Do you have a problem with that?
Well, not a handbag. Not a hobo, or a clutch. A man-hand-bag. Manbag. Manpurse. Murse…whatever.
I have always liked bags, from my prep-approved suede-bottomed Jansport, to my world-traveling Louis Vuitton courier bag. They’re like mini living spaces. Designed outside and inside, with dimensions, ergonomics, treatments, linings, and trims…and a utility value for an intended function – beach, work, gym.
I drew back in the last couple of years, since men’s bag offerings have expanded and become far more mainstream. Now every Details spread shows a Bottega Veneta duffel, or an Hermès messenger. $4,000. NBD. Forget the ubiquitous Tumi briefcase…
I couldn’t stay away though. Bags are too much fun, and so convenient. Throw all your flotsam in there, and you’re on your way. I am sometimes asked: but what do you carry in there? You can’t need that much on a daily basis. Oh, how wrong you are. Bags are like insurance – you never know when you’ll need that umbrella…or face wipes.
Right now in my bag, I have: keys, phone, wallet, business card case, second larger wallet with all manner of gift and insurance cards, pen(s), one medium notebook, one mini notebook, lotion, eyeglasses in case, sunglasses in case, iPad, a small bag containing eye drops and two different lip balms, earbuds, a lint roller, and my water bottle.
In other words, a small pharmacy.
I wouldn’t carry around such a load if I had to lug it more than the few steps home to car and car to work, but even truer urbanites have found the value in stylish matchels (man-satchels).
This post sprung forth from a recent purchase that I’m enjoying very much. A Jack Spade canvas tote to be precise (pictured above). Not one of his typical industrial ‘dipped’ bags, this example has an ombré effect, in a bright summer hue.
I like it because (1) it is very big, but not to the point where I look like I’m spending the night at work, (2) it is bright and cheerful, not muted man-drab, and (3) it has two handles with a modest drop, as well as a thick shoulder strap, so it can be held by your side, across your chest like a messenger, or as I do, to draw curious glances, carried on the crook of my arm à la Carla Bruni.

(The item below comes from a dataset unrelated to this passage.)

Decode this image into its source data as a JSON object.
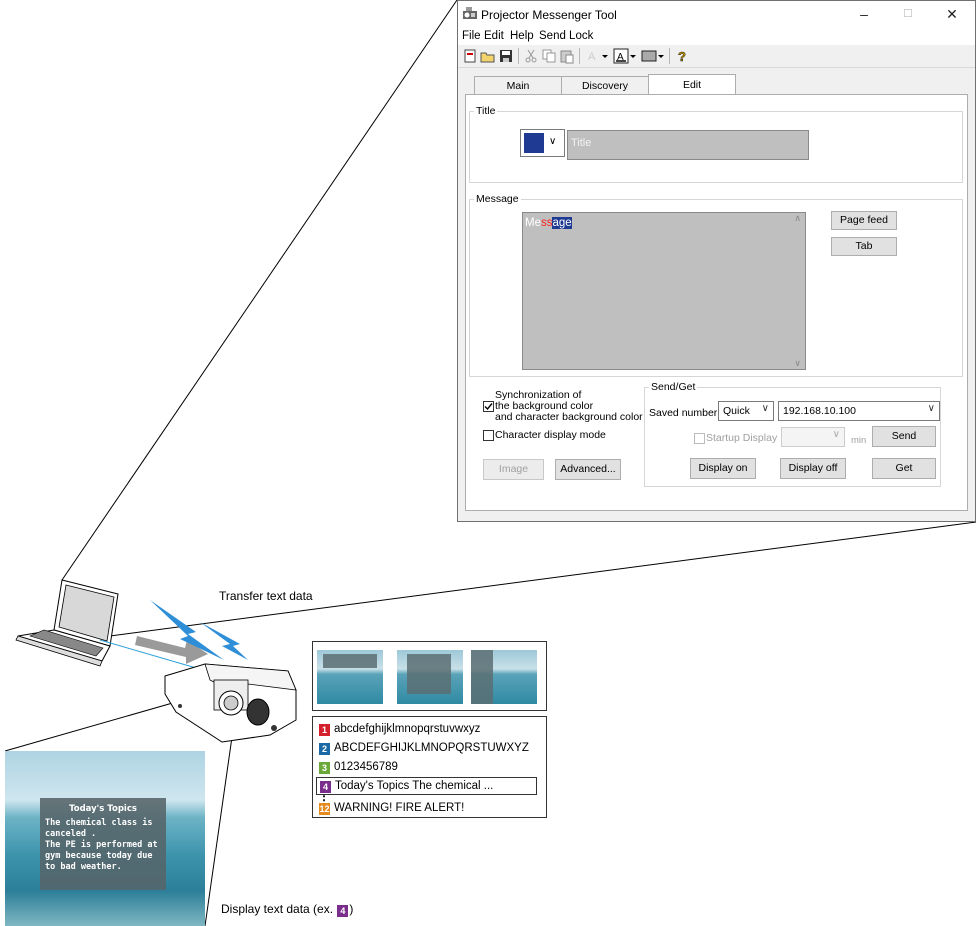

Since flashing my first designer manbag, I have learned a thing or two about how to make the best use of bags (and how to buy them), especially for males…
- Generally, go with dark colors (do as I say, not as I do here people). Dark colors disguise marks, scuffs, smudges, and dirt. And your bag will get dirty.
- Leather is beautiful, but delicate.* Suede is essentially the worst thing a bag could be made of. Nylon and canvas are durable and masculine.
- *Not all leather is equal. Smooth calfskin scuffs easily (think Coach), pebbled leather easily looks cheap, and untreated leather stains easily (think Louis Vuitton vachetta). I’d go with a sturdy, stiff saffiano, which is cross-hatched and glossier than normal leather.
- Don’t wear a bag while you’re shopping. It’ll just get in the way.
- You get what you pay for. A $1,000 bag will last longer than a $100 bag.
- Caveat to #3…not every $1,000 bag is priced according to quality and careful construction: buyer beware of label inflation. Coach is now selling $800 men’s bags. Think about that one.
- Be comfortable with what you buy. Otherwise, you will feel self-conscious walking into a room with a gigantic white and orange tote on your arm. Me, unfazed!
- Don’t ever set your bag down on a bathroom floor (use a hook on a wall or door). This is why women’s handbags are covered in microscopic bits of fecal matter.
- Trade bags out every so often. This will extend their useful life, and keep you entertained with what you’re carrying.
And, since I can’t go out and buy them all myself, a few ideas for the manly bag shopper:
*I do not recommend matching bags to other accessories
Serapian Evolution Portfolio, $300 (great color)
Makr Zip Carryall, $325 (understated and durable)
Prada Saffiano Messenger, $1700 (polished)
Bally Perforated Messenger, $1150 (supple, more niche brand)
Bottega Veneta Marcopolo Tote, $900 (durable, timeless)
Côte&Ciel coated canvas Flat Carrier, $220 (I have a C&C phone sleeve and it has held up very well)
I’ve got my eyes peeled and my poor bank account ready for this little one. It is treated to function as a chalkboard, and easily erases with water! WHAT?!
So…boys…don’t be afraid to express your inner bag lady. There’s much to enjoy about carrying a carryall. Take your time, choose wisely, and get creative. It’s just another avenue to express your individuality and discerning taste.